Andrew is a scientific software engineer working on post-processing and nowcasting systems. These systems add value to the unprocessed Numerical Weather Prediction model data. These data are used to produce automated products for customers and by Met Office operational meteorologists to interpret the weather. Andrew works as part of a team of scientists to support, maintain and develop the post-processing software infrastructure to ensure it is fit-for-purpose and continues to deliver high-quality data to customers. This includes the effective management of software releases to ensure modifications are implemented operationally with minimal disruption to customers.
Andrew is also actively involved in a project researching techniques to optimally combine the outputs from the Numerical Weather Prediction models from the Met Office and other forecasting centres. The project will eventually replace the current post-processing system by rationalising data feeds and using standard file formats (such as GRIB and NetCDF) and open-source tools (such as Python and MOSciTools). The objective is to improve the efficiency and scientific consistency of the production process, and improving the pull-through of new research and techniques into post-processing.
Andrew is a STEM Ambassador and has frequently taken part in Met Office Science Camp events, demonstrating the science behind the weather forecasts.
Andrew joined the Met Office in 2004 after graduating from the

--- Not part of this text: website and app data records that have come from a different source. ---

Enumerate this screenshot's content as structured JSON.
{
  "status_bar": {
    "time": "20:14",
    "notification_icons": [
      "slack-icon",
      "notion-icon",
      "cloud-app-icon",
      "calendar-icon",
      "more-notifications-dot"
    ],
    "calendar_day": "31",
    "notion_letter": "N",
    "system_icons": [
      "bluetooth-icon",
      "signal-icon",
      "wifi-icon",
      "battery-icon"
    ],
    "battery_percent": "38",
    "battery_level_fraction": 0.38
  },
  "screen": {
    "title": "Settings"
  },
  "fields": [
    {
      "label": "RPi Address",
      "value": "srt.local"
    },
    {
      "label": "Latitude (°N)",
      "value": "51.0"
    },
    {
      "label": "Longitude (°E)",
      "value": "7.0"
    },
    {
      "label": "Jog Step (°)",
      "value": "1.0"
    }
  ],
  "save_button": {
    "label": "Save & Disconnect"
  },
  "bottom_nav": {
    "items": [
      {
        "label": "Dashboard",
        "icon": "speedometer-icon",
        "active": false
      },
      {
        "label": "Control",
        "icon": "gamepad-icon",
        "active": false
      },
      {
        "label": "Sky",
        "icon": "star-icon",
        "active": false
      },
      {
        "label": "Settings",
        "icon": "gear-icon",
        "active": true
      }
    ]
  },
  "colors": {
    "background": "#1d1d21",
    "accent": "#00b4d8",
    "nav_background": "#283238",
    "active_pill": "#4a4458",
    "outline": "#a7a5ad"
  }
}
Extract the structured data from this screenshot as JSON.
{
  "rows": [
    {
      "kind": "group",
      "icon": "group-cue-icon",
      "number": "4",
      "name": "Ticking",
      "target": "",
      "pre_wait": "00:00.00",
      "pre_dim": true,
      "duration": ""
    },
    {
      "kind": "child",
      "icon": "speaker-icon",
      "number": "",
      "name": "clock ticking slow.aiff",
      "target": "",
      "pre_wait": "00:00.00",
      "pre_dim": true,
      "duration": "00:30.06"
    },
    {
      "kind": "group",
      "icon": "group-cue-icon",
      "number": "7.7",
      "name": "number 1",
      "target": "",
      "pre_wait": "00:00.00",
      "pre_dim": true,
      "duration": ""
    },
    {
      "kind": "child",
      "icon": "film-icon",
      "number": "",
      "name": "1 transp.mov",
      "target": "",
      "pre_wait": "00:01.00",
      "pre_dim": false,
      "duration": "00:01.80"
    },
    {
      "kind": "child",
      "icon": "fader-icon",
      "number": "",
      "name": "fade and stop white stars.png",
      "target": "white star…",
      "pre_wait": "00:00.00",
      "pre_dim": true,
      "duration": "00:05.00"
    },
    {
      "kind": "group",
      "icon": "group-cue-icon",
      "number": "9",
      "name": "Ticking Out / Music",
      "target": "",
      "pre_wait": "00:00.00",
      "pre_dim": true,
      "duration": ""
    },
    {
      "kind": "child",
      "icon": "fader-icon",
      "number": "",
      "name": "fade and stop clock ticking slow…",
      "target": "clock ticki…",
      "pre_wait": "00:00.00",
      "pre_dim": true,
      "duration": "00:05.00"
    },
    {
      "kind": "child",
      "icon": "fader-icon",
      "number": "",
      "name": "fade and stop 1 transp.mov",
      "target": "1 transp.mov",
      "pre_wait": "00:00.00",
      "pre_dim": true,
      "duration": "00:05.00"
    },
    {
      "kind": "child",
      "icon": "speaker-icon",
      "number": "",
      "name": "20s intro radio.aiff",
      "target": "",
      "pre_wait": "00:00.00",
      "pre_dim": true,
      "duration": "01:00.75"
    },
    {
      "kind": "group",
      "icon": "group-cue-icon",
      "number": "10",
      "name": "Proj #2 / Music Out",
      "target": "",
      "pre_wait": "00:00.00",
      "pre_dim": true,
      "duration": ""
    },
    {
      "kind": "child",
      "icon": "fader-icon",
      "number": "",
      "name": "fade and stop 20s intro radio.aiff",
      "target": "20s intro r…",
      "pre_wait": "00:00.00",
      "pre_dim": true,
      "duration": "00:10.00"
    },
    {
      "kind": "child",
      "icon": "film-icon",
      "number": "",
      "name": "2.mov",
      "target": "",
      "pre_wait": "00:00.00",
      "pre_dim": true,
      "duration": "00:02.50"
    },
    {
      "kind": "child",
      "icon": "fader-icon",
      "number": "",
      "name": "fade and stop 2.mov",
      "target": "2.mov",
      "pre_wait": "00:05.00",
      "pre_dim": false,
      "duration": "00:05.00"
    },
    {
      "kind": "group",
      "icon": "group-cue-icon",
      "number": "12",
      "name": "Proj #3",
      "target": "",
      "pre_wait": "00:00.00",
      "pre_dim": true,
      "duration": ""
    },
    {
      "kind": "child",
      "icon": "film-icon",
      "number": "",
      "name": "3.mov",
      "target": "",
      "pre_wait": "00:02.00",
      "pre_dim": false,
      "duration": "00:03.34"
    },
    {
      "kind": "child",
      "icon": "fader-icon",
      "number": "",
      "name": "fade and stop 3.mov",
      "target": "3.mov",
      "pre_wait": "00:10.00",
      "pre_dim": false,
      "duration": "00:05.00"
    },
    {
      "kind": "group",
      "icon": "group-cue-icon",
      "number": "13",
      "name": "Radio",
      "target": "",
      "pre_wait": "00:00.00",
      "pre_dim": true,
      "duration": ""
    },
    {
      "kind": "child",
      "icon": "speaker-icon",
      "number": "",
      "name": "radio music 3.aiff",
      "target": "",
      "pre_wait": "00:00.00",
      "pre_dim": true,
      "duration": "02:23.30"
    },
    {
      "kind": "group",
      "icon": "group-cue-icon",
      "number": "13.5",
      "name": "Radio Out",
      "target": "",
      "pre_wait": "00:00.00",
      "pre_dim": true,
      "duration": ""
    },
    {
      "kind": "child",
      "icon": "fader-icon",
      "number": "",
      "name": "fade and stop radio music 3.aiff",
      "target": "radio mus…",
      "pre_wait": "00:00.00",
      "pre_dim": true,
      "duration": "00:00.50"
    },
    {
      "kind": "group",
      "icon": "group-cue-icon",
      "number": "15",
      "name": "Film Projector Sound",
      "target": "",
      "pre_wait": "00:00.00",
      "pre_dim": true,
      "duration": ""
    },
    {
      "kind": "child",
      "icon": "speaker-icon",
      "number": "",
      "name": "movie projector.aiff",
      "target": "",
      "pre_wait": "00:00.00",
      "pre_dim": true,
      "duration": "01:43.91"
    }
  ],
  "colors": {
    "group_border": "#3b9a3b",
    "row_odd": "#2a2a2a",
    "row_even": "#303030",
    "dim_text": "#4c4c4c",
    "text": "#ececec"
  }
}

University of St Andrews with a BSc in Astrophysics. His first role within the organisation supported the development, implementation and maintenance of hydro-meteorological nowcasts including precipitation, snowmelt, soil moisture, runoff and river flow. This work was largely focused on the development and maintenance of STEPS and MOSES-PDM-RFM. The PDM and RFM were developed by colleagues at the
Centre for Ecology and Hydrology.
Andrew also designed and developed a new version of the STEPS software to generate high resolution ensemble precipitation forecasts with a range of several days. This work was implemented as part of the post-processing systems to improve pluvial and fluvial flood warnings issued by the Flood Forecasting Centre.
In 2012, Andrew was part of a team which implemented a showcase of probabilistic products using the state-of-the-art convective-scale ensemble MOGREPS-UK. These products were used during the London 2012 Olympics to provide guidance of any severe weather to meteorologists, event organisers, emergency responders and the general public, to inform travel plans and ensure the smooth running of the Games. A big focus of the showcase was to communicate the probabilistic information, and the science behind it, to everyone in an understandable way. Andrew was nominated for the Met Office Awards for Excellence for his part in this work.
Last updated: 11 June 2014